All over the world, governments and companies are conducting research to create a new type of computer - quantum computers. The road to commercial viability, however, is long and arduous.
As part of an international partnership, researchers at the Johannes Kepler University Linz have succeeded in advancing the storage capacity of quantum information.
If anything, solid-state based nanostructures are one thing for sure: teeny tiny. They are less than 50 nanometers in size. In comparison, viruses are considered "big", up to 400 nanometers in size. While conventional data storage uses semiconductor structures in memory cards, quantum computers do not as yet.
Semiconductor-based nanostructures can also be used as sources of quantum information (Qbits) - a function they perform exceedingly well. However, quantum information must also be stored, for example, in the spin of a single electron - and semiconductor-based nanostructures very modestly fulfill this function.
Univ. Prof. Armando Rastelli, head of the JKU’s Department of Semiconductor Physics, explained: "Quantum information is very transient on account of electron interaction and noise by atomic nuclei."
Advancements at the LIT Open Innovation Center in the JKU Clean Room
Using unconventional and electrically controllable nanostructures have now proved to be successful. In contrast to past attempts, individual electron spins were set as quantum information as part of stress-free nanostructures made out of gallium arsenide. These samples were created at the JKU’s clean room.
The result was extending the quantum information (Qbits) storage time by a factor of 100! In terms of absolute numbers, the applicability is still a long way off as the information was only stored for 0.1 milliseconds. Rastelli added: "However, my team, consisting of Santanu Manna, Saimon Covre da Silva, and Christian Schimpf, has demonstrated that with the right selection of materials and the right approach, semiconductor nanostructures have the potential."
In collaboration with scientists at universities in Cambridge, Oxford and Sheffield, the experiments were published in the renowned journal, "Nature Nanotechnology", under the title "Ideal Refocusing of an Optically Active Spin Qubit Under Strong Hyperfine Interactions".
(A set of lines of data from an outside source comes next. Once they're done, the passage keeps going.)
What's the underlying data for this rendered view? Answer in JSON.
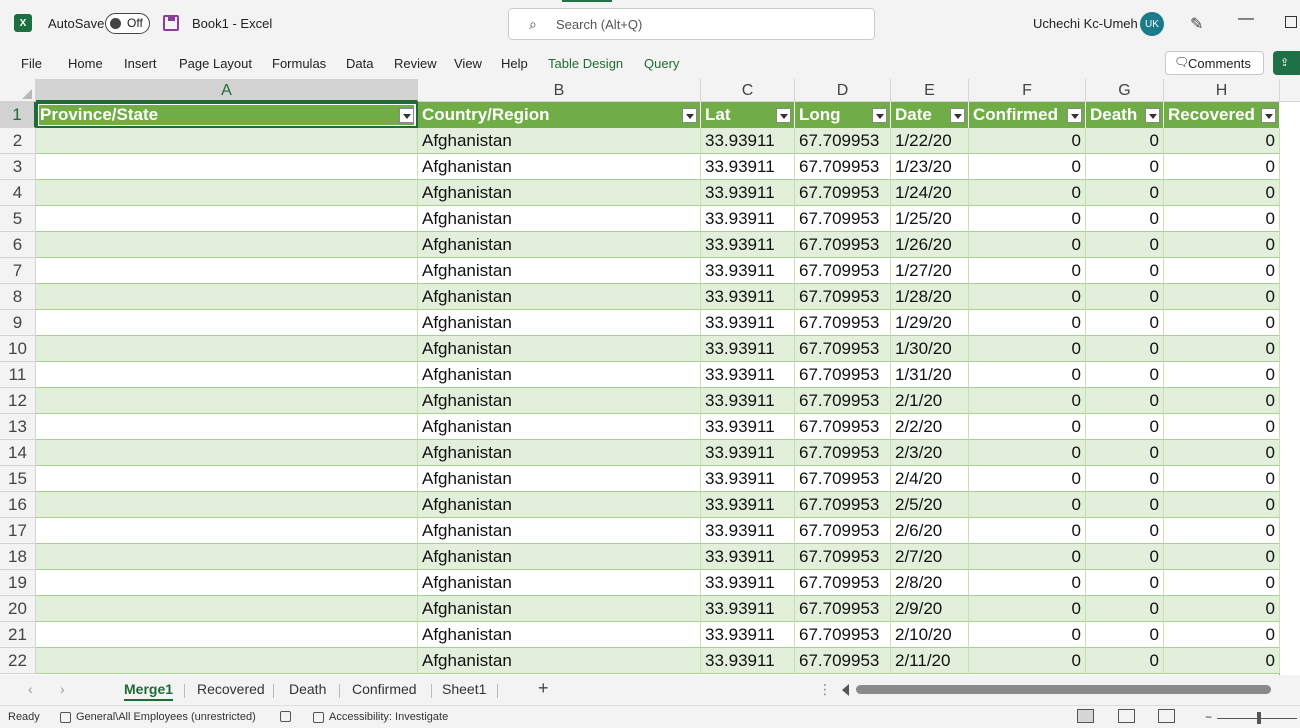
{
  "titlebar": {
    "app_icon": "excel-logo-icon",
    "autosave_label": "AutoSave",
    "autosave_state": "Off",
    "document_title": "Book1  -  Excel",
    "search_placeholder": "Search (Alt+Q)",
    "user_name": "Uchechi Kc-Umeh",
    "user_initials": "UK",
    "min_glyph": "—"
  },
  "ribbon": {
    "tabs": [
      "File",
      "Home",
      "Insert",
      "Page Layout",
      "Formulas",
      "Data",
      "Review",
      "View",
      "Help",
      "Table Design",
      "Query"
    ],
    "comments_label": "Comments"
  },
  "sheet": {
    "column_letters": [
      "A",
      "B",
      "C",
      "D",
      "E",
      "F",
      "G",
      "H"
    ],
    "headers": [
      "Province/State",
      "Country/Region",
      "Lat",
      "Long",
      "Date",
      "Confirmed",
      "Death",
      "Recovered"
    ],
    "rows": [
      [
        "",
        "Afghanistan",
        "33.93911",
        "67.709953",
        "1/22/20",
        "0",
        "0",
        "0"
      ],
      [
        "",
        "Afghanistan",
        "33.93911",
        "67.709953",
        "1/23/20",
        "0",
        "0",
        "0"
      ],
      [
        "",
        "Afghanistan",
        "33.93911",
        "67.709953",
        "1/24/20",
        "0",
        "0",
        "0"
      ],
      [
        "",
        "Afghanistan",
        "33.93911",
        "67.709953",
        "1/25/20",
        "0",
        "0",
        "0"
      ],
      [
        "",
        "Afghanistan",
        "33.93911",
        "67.709953",
        "1/26/20",
        "0",
        "0",
        "0"
      ],
      [
        "",
        "Afghanistan",
        "33.93911",
        "67.709953",
        "1/27/20",
        "0",
        "0",
        "0"
      ],
      [
        "",
        "Afghanistan",
        "33.93911",
        "67.709953",
        "1/28/20",
        "0",
        "0",
        "0"
      ],
      [
        "",
        "Afghanistan",
        "33.93911",
        "67.709953",
        "1/29/20",
        "0",
        "0",
        "0"
      ],
      [
        "",
        "Afghanistan",
        "33.93911",
        "67.709953",
        "1/30/20",
        "0",
        "0",
        "0"
      ],
      [
        "",
        "Afghanistan",
        "33.93911",
        "67.709953",
        "1/31/20",
        "0",
        "0",
        "0"
      ],
      [
        "",
        "Afghanistan",
        "33.93911",
        "67.709953",
        "2/1/20",
        "0",
        "0",
        "0"
      ],
      [
        "",
        "Afghanistan",
        "33.93911",
        "67.709953",
        "2/2/20",
        "0",
        "0",
        "0"
      ],
      [
        "",
        "Afghanistan",
        "33.93911",
        "67.709953",
        "2/3/20",
        "0",
        "0",
        "0"
      ],
      [
        "",
        "Afghanistan",
        "33.93911",
        "67.709953",
        "2/4/20",
        "0",
        "0",
        "0"
      ],
      [
        "",
        "Afghanistan",
        "33.93911",
        "67.709953",
        "2/5/20",
        "0",
        "0",
        "0"
      ],
      [
        "",
        "Afghanistan",
        "33.93911",
        "67.709953",
        "2/6/20",
        "0",
        "0",
        "0"
      ],
      [
        "",
        "Afghanistan",
        "33.93911",
        "67.709953",
        "2/7/20",
        "0",
        "0",
        "0"
      ],
      [
        "",
        "Afghanistan",
        "33.93911",
        "67.709953",
        "2/8/20",
        "0",
        "0",
        "0"
      ],
      [
        "",
        "Afghanistan",
        "33.93911",
        "67.709953",
        "2/9/20",
        "0",
        "0",
        "0"
      ],
      [
        "",
        "Afghanistan",
        "33.93911",
        "67.709953",
        "2/10/20",
        "0",
        "0",
        "0"
      ],
      [
        "",
        "Afghanistan",
        "33.93911",
        "67.709953",
        "2/11/20",
        "0",
        "0",
        "0"
      ]
    ],
    "row_numbers": [
      "1",
      "2",
      "3",
      "4",
      "5",
      "6",
      "7",
      "8",
      "9",
      "10",
      "11",
      "12",
      "13",
      "14",
      "15",
      "16",
      "17",
      "18",
      "19",
      "20",
      "21",
      "22"
    ],
    "numeric_columns": [
      2,
      3,
      5,
      6,
      7
    ],
    "band_color": "#e2efda",
    "header_color": "#70ad47"
  },
  "sheet_tabs": {
    "tabs": [
      "Merge1",
      "Recovered",
      "Death",
      "Confirmed",
      "Sheet1"
    ],
    "active": "Merge1",
    "add_glyph": "+",
    "prev_glyph": "‹",
    "next_glyph": "›",
    "dots_glyph": "⋮"
  },
  "statusbar": {
    "ready": "Ready",
    "sensitivity": "General\\All Employees (unrestricted)",
    "accessibility": "Accessibility: Investigate",
    "zoom_minus": "−"
  }
}
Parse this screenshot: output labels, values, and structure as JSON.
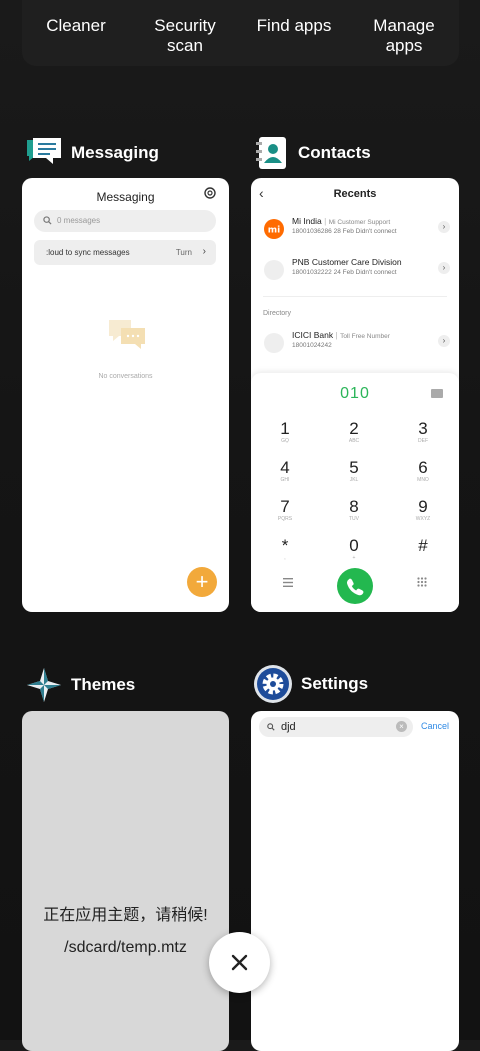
{
  "quick_actions": [
    {
      "label_1": "Cleaner",
      "label_2": ""
    },
    {
      "label_1": "Security",
      "label_2": "scan"
    },
    {
      "label_1": "Find apps",
      "label_2": ""
    },
    {
      "label_1": "Manage",
      "label_2": "apps"
    }
  ],
  "apps": {
    "messaging": {
      "name": "Messaging",
      "screen_title": "Messaging",
      "search_placeholder": "0 messages",
      "sync_text": ":loud to sync messages",
      "sync_action": "Turn",
      "empty_text": "No conversations",
      "fab_label": "+"
    },
    "contacts": {
      "name": "Contacts",
      "back": "‹",
      "screen_title": "Recents",
      "recents": [
        {
          "name": "Mi India",
          "tag": "Mi Customer Support",
          "number": "18001036286",
          "meta": "28 Feb Didn't connect"
        },
        {
          "name": "PNB Customer Care Division",
          "tag": "",
          "number": "18001032222",
          "meta": "24 Feb Didn't connect"
        }
      ],
      "directory_label": "Directory",
      "directory": [
        {
          "name": "ICICI Bank",
          "tag": "Toll Free Number",
          "number": "18001024242"
        }
      ],
      "dial_input": "010",
      "keys": [
        {
          "d": "1",
          "l": "GǪ"
        },
        {
          "d": "2",
          "l": "ABC"
        },
        {
          "d": "3",
          "l": "DEF"
        },
        {
          "d": "4",
          "l": "GHI"
        },
        {
          "d": "5",
          "l": "JKL"
        },
        {
          "d": "6",
          "l": "MNO"
        },
        {
          "d": "7",
          "l": "PQRS"
        },
        {
          "d": "8",
          "l": "TUV"
        },
        {
          "d": "9",
          "l": "WXYZ"
        },
        {
          "d": "*",
          "l": ","
        },
        {
          "d": "0",
          "l": "+"
        },
        {
          "d": "#",
          "l": ""
        }
      ]
    },
    "themes": {
      "name": "Themes",
      "status_line": "正在应用主题，请稍候!",
      "path": "/sdcard/temp.mtz"
    },
    "settings": {
      "name": "Settings",
      "search_value": "djd",
      "cancel_label": "Cancel"
    }
  },
  "colors": {
    "accent_green": "#2bb559",
    "fab_orange": "#f2a93b",
    "link_blue": "#2f8ae5",
    "mi_orange": "#ff6b00"
  }
}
Rastelli believes this line of research is promising. In 2018, the same selection of materials was used at the JKU to generate the world's highest degree of photon pair entanglement from semiconductor nanostructures and then successfully applied to quantum cryptography in 2021.